Sunday, November 17, 2019

Thanksgiving in the Old West - and a Giveaway

By Davalynn Spencer

A close friend of mine is having chicken and dumplings for Thanksgiving dinner this year because that’s what her grandson requested.

Works for me.

Typically, it’s hard to imagine the big Thanksgiving spread without a turkey in the middle of the table surrounded by all the fixin’s such as that depicted in Norman Rockwell’s famous painting from the 1940s, Freedom from Want.

Freedom from Want by Norman Rockwell - Public domain
via the National Archives and Records Administration
But sixty to seventy years earlier on the Western frontier, the main dish could have been deer, fish, goose, corned beef, roast beef, tongue (bovine or bison), ham, or quail stew.

Quail on my home front huddling beneath a Colorado blue spruce.
Cranberry sauce and pies were fairly universal, though I imagine those cranberries had to be ordered ahead of time from wherever cranberries grew. Creative cooks might have substituted well-seeded chokecherries, currants, or some such. Dried apple or pumpkin pies were common, as were sweet potatoes, mashed potatoes and gravy, pickles, root vegetables, and cake.

And let’s not forget baked beans, vinegar pie, and the West’s constant standby of fresh biscuits and stout coffee.

Kansas City hotels in the late 1880s reportedly offered oysters, elk, squirrel, opossum, shrimp, and other delectables. I’d probably be late for supper if squirrel was on the menu.

From as early as 1621, people in what became the United States of America celebrated a fall harvest festival during which they thanked God for protection and provision, sharing their feast with neighbors and friends.

The First Thanksgiving at Plymouth, by Jennie August Brownscombe.
This 1925 painting corrected her 1914 depiction of Plains Indians rather than tribes common
to the Plymouth area. Public domain via the National Museum of Women in the Arts.
George Washington first proclaimed a latter Thursday of November as a day of thanksgiving, but not until 1863, during President Abraham Lincoln’s term, was Thanksgiving recognized as a federal holiday. I imagine for many, this call to give thanks during America’s Civil War served as a poignant reminder and challenge.

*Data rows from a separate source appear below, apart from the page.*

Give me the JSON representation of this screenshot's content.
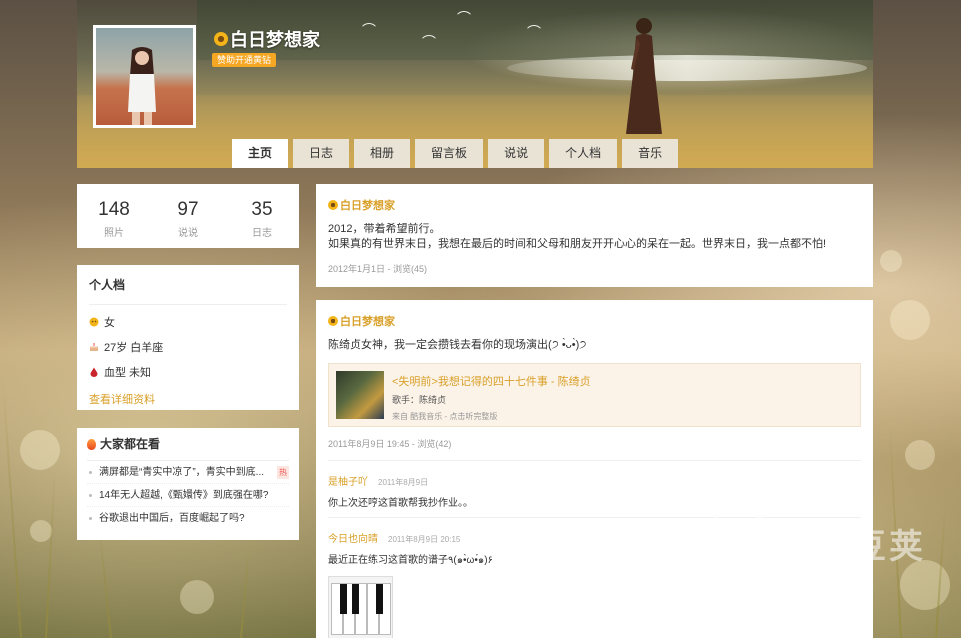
{
  "owner": {
    "name": "白日梦想家",
    "vip_label": "赞助开通黄钻",
    "accent_color": "#d9a02a"
  },
  "nav": {
    "tabs": [
      {
        "label": "主页",
        "active": true
      },
      {
        "label": "日志",
        "active": false
      },
      {
        "label": "相册",
        "active": false
      },
      {
        "label": "留言板",
        "active": false
      },
      {
        "label": "说说",
        "active": false
      },
      {
        "label": "个人档",
        "active": false
      },
      {
        "label": "音乐",
        "active": false
      }
    ]
  },
  "stats": [
    {
      "value": "148",
      "label": "照片"
    },
    {
      "value": "97",
      "label": "说说"
    },
    {
      "value": "35",
      "label": "日志"
    }
  ],
  "profile": {
    "title": "个人档",
    "gender": "女",
    "age_sign": "27岁 白羊座",
    "blood": "血型 未知",
    "more_link": "查看详细资料"
  },
  "trending": {
    "title": "大家都在看",
    "items": [
      {
        "text": "满屏都是“青实中凉了”，青实中到底...",
        "badge": "热"
      },
      {
        "text": "14年无人超越,《甄嬛传》到底强在哪?",
        "badge": ""
      },
      {
        "text": "谷歌退出中国后，百度崛起了吗?",
        "badge": ""
      }
    ]
  },
  "posts": [
    {
      "author": "白日梦想家",
      "line1": "2012，带着希望前行。",
      "line2": "如果真的有世界末日，我想在最后的时间和父母和朋友开开心心的呆在一起。世界末日，我一点都不怕!",
      "meta": "2012年1月1日 - ",
      "views": "浏览(45)"
    },
    {
      "author": "白日梦想家",
      "text": "陈绮贞女神，我一定会攒钱去看你的现场演出(੭ •̀ᴗ•̀)੭",
      "music": {
        "title": "<失明前>我想记得的四十七件事 - 陈绮贞",
        "artist": "歌手：陈绮贞",
        "source": "来自 酷我音乐 - 点击听完整版"
      },
      "meta": "2011年8月9日 19:45 - ",
      "views": "浏览(42)",
      "comments": [
        {
          "author": "是柚子吖",
          "time": "2011年8月9日",
          "text": "你上次还哼这首歌帮我抄作业。。"
        },
        {
          "author": "今日也向晴",
          "time": "2011年8月9日 20:15",
          "text": "最近正在练习这首歌的谱子٩(๑•̀ω•́๑)۶"
        }
      ]
    }
  ],
  "watermark": "豌豆荚",
  "icons": {
    "flower": "sunflower-icon",
    "gender": "gender-icon",
    "cake": "cake-icon",
    "blood": "blood-drop-icon",
    "fire": "fire-icon"
  }
}
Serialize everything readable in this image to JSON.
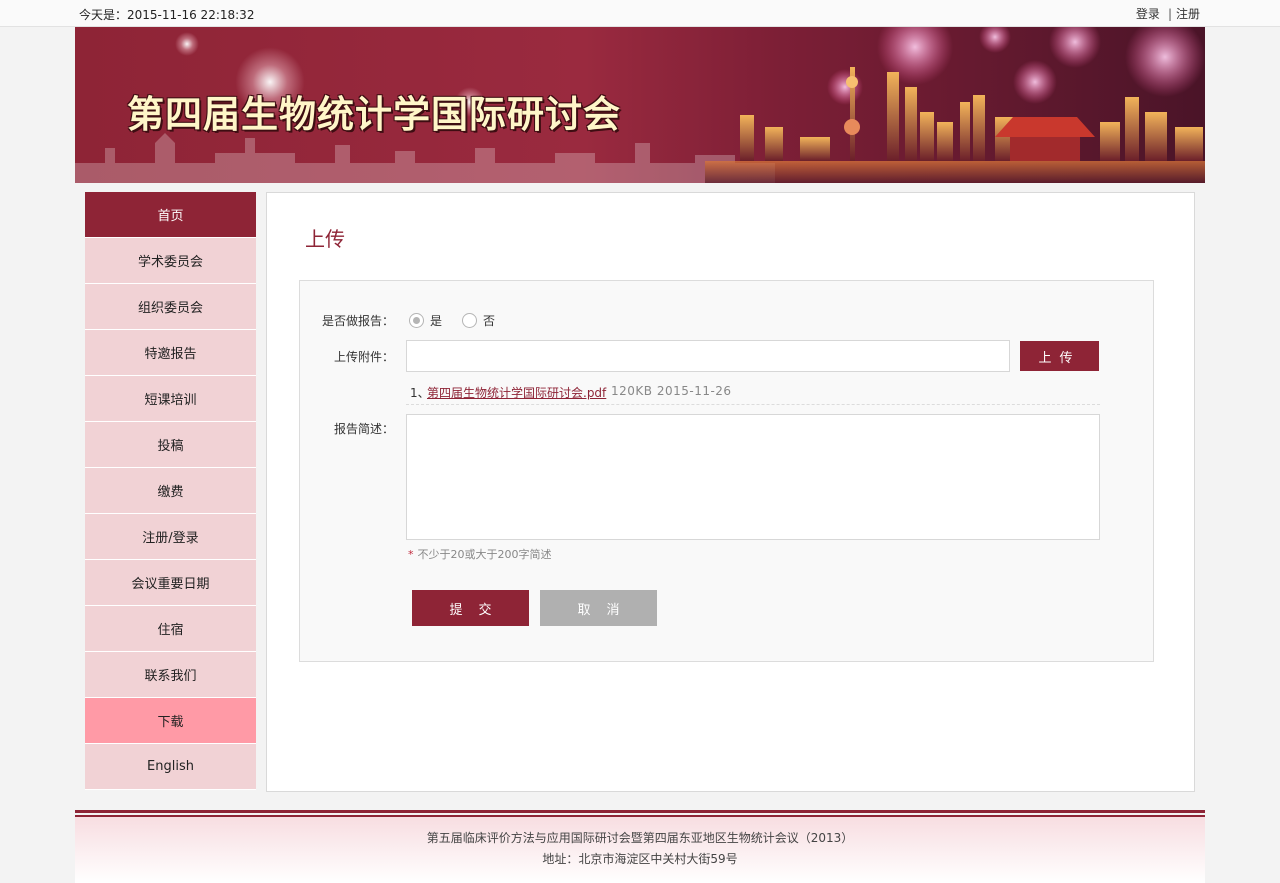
{
  "topbar": {
    "date": "今天是：2015-11-16 22:18:32",
    "login": "登录",
    "separator": "|",
    "register": "注册"
  },
  "banner": {
    "title": "第四届生物统计学国际研讨会"
  },
  "nav": {
    "items": [
      {
        "label": "首页"
      },
      {
        "label": "学术委员会"
      },
      {
        "label": "组织委员会"
      },
      {
        "label": "特邀报告"
      },
      {
        "label": "短课培训"
      },
      {
        "label": "投稿"
      },
      {
        "label": "缴费"
      },
      {
        "label": "注册/登录"
      },
      {
        "label": "会议重要日期"
      },
      {
        "label": "住宿"
      },
      {
        "label": "联系我们"
      },
      {
        "label": "下载"
      },
      {
        "label": "English"
      }
    ]
  },
  "page": {
    "title": "上传"
  },
  "form": {
    "report_label": "是否做报告：",
    "option_yes": "是",
    "option_no": "否",
    "attachment_label": "上传附件：",
    "upload_button": "上传",
    "file_index": "1、",
    "file_name": "第四届生物统计学国际研讨会.pdf",
    "file_meta": "120KB  2015-11-26",
    "summary_label": "报告简述：",
    "hint_star": "*",
    "hint": "不少于20或大于200字简述",
    "submit_button": "提交",
    "cancel_button": "取消"
  },
  "footer": {
    "line1": "第五届临床评价方法与应用国际研讨会暨第四届东亚地区生物统计会议（2013）",
    "line2": "地址：北京市海淀区中关村大街59号"
  },
  "colors": {
    "brand": "#8e2436",
    "nav_bg": "#f1d2d5",
    "nav_current": "#ff9aa6",
    "cancel": "#b0b0b0"
  }
}
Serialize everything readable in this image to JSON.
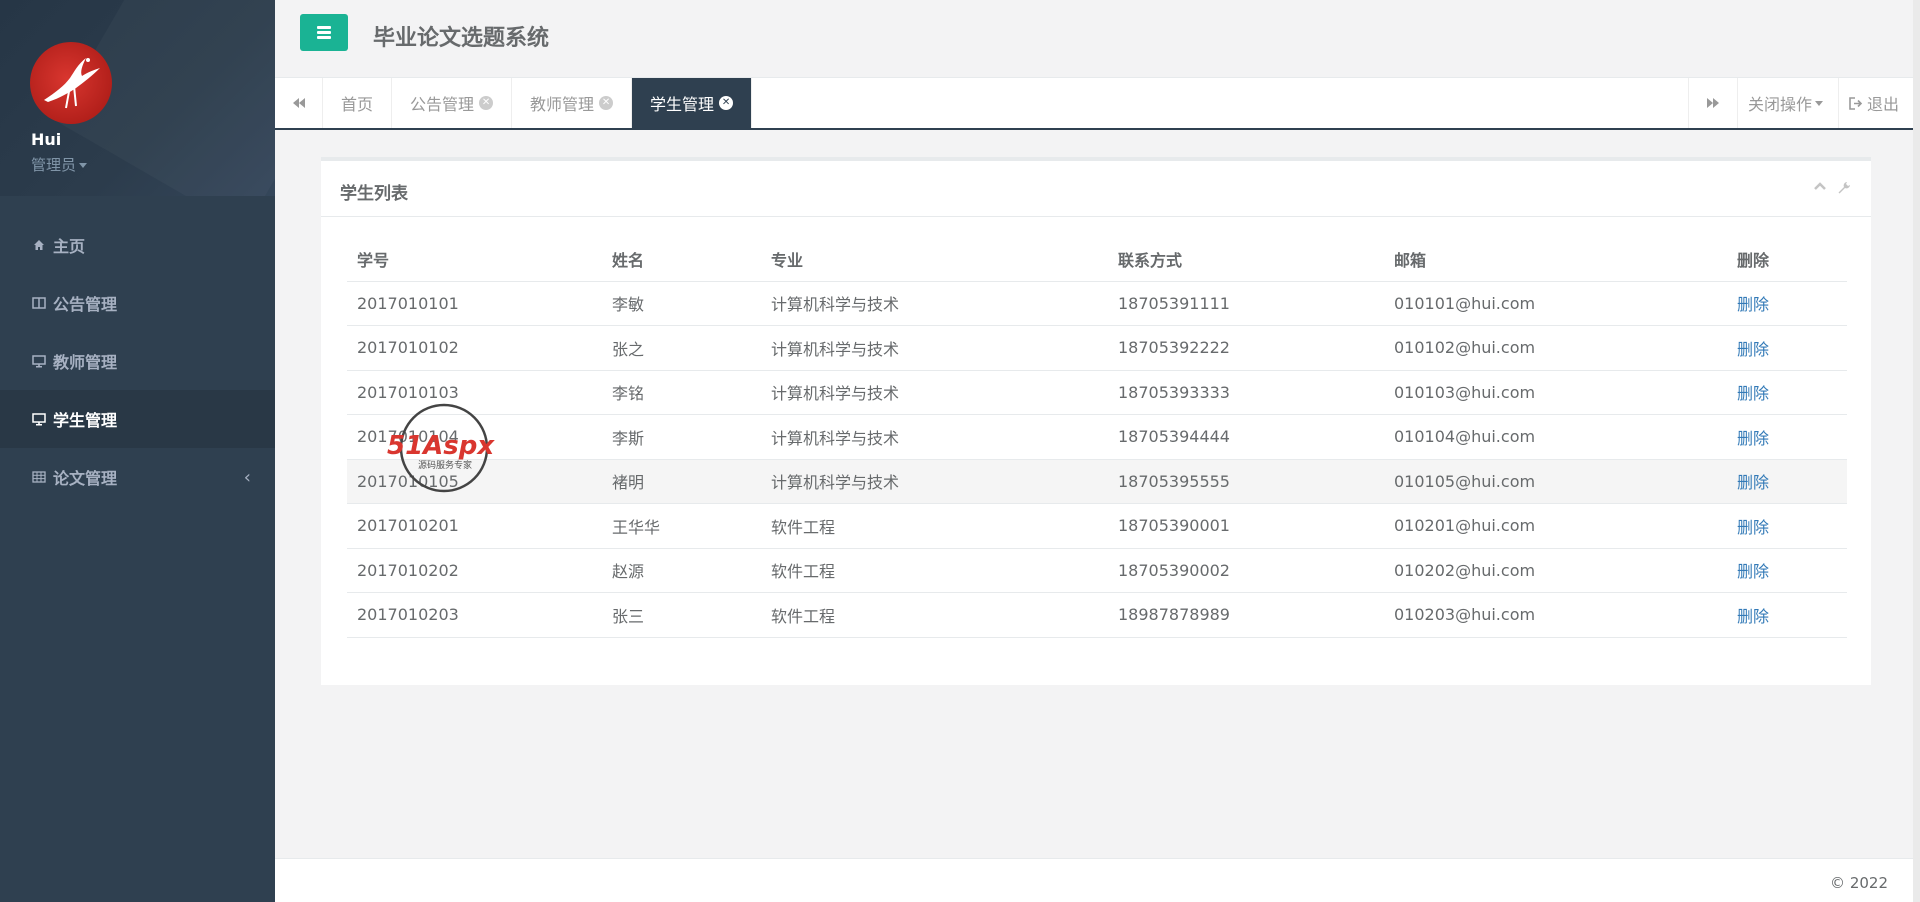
{
  "header": {
    "title": "毕业论文选题系统"
  },
  "profile": {
    "name": "Hui",
    "role": "管理员"
  },
  "sidebar": {
    "items": [
      {
        "label": "主页",
        "icon": "home-icon"
      },
      {
        "label": "公告管理",
        "icon": "columns-icon"
      },
      {
        "label": "教师管理",
        "icon": "desktop-icon"
      },
      {
        "label": "学生管理",
        "icon": "desktop-icon",
        "active": true
      },
      {
        "label": "论文管理",
        "icon": "table-icon",
        "arrow": "‹"
      }
    ]
  },
  "tabs": [
    {
      "label": "首页"
    },
    {
      "label": "公告管理"
    },
    {
      "label": "教师管理"
    },
    {
      "label": "学生管理",
      "active": true
    }
  ],
  "toolbar": {
    "close_ops": "关闭操作",
    "logout": "退出"
  },
  "panel": {
    "title": "学生列表",
    "columns": [
      "学号",
      "姓名",
      "专业",
      "联系方式",
      "邮箱",
      "删除"
    ],
    "rows": [
      [
        "2017010101",
        "李敏",
        "计算机科学与技术",
        "18705391111",
        "010101@hui.com",
        "删除"
      ],
      [
        "2017010102",
        "张之",
        "计算机科学与技术",
        "18705392222",
        "010102@hui.com",
        "删除"
      ],
      [
        "2017010103",
        "李铭",
        "计算机科学与技术",
        "18705393333",
        "010103@hui.com",
        "删除"
      ],
      [
        "2017010104",
        "李斯",
        "计算机科学与技术",
        "18705394444",
        "010104@hui.com",
        "删除"
      ],
      [
        "2017010105",
        "褚明",
        "计算机科学与技术",
        "18705395555",
        "010105@hui.com",
        "删除"
      ],
      [
        "2017010201",
        "王华华",
        "软件工程",
        "18705390001",
        "010201@hui.com",
        "删除"
      ],
      [
        "2017010202",
        "赵源",
        "软件工程",
        "18705390002",
        "010202@hui.com",
        "删除"
      ],
      [
        "2017010203",
        "张三",
        "软件工程",
        "18987878989",
        "010203@hui.com",
        "删除"
      ]
    ]
  },
  "watermark": {
    "brand": "51Aspx",
    "tagline": "源码服务专家"
  },
  "footer": {
    "copyright": "© 2022"
  },
  "colors": {
    "sidebar": "#2f4050",
    "accent": "#1ab394",
    "link": "#337ab7"
  }
}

It has long been touted that early American Benjamin Franklin believed the common turkey to be more honorable than the bald eagle when decisions were being made about the national bird. Much of the tale is hearsay, though in retrospect, it’s hard to imagine the humble turkey replacing the majestically depicted bald eagle.

It’s also hard to imagine a featherless eagle centerpiece on my Thanksgiving table.

However, I have heard of people fending off angry gobblers that had other ideas about what should be served for supper.

What’s on your menu this year? Comment below to have your name tossed in the drawing for an e-copy of my Thanksgiving tale, Mail-order Misfire. And have a blessed and thanks-filled Thanksgiving, whether you celebrate singularly or in the company of others.


Wife and mother of professional rodeo bullfighters, Davalynn Spencer can’t stop #lovingthecowboy. She writes award-winning Western romance with rugged heroes, teaches writing workshops, and refuses to put her quail in a stew. She plays the keyboard on her church worship team and wrangles Blue the Cowdog and mouse detectors Annie and Oakley. Connect with her at


  1. I vote for turkey and the fixings on that day especially. We don't choose turkey any other day of the year except Christmas once in a while, but usually we still have pieces of turkey in the freezer from the Thanksgiving bird!!! Thanks for the post, and the giveaway.

  2. some interesting facts. thanks for sharing. since my mom died, my sister and i are doing non traditional things. like beef stew or stroganoff. simmple things. not a lot of fuss. we still have turkey though for those that just have to have turkey. this year will be even simpler. just because her son has been in and out of the hospital. recent so he is still recovering. my husband was in and out of the hospital as was his mother. all this month. this will be a crock pot dinner this year. quilting dash lady at comcast dot net

    1. Crock-pot meal sounds good to me. Blessings, Lori.

  3. Davalyn, Thank you for this interesting post. I don't eat turkey. I'm not sure what will be on the menu this year.


    1. Well Caryl, you have a week and a half to decide! Thanks for commenting!

  4. Caryl - You are the randomly chosen winner of my giveaway. Congratulations! I'll be in touch.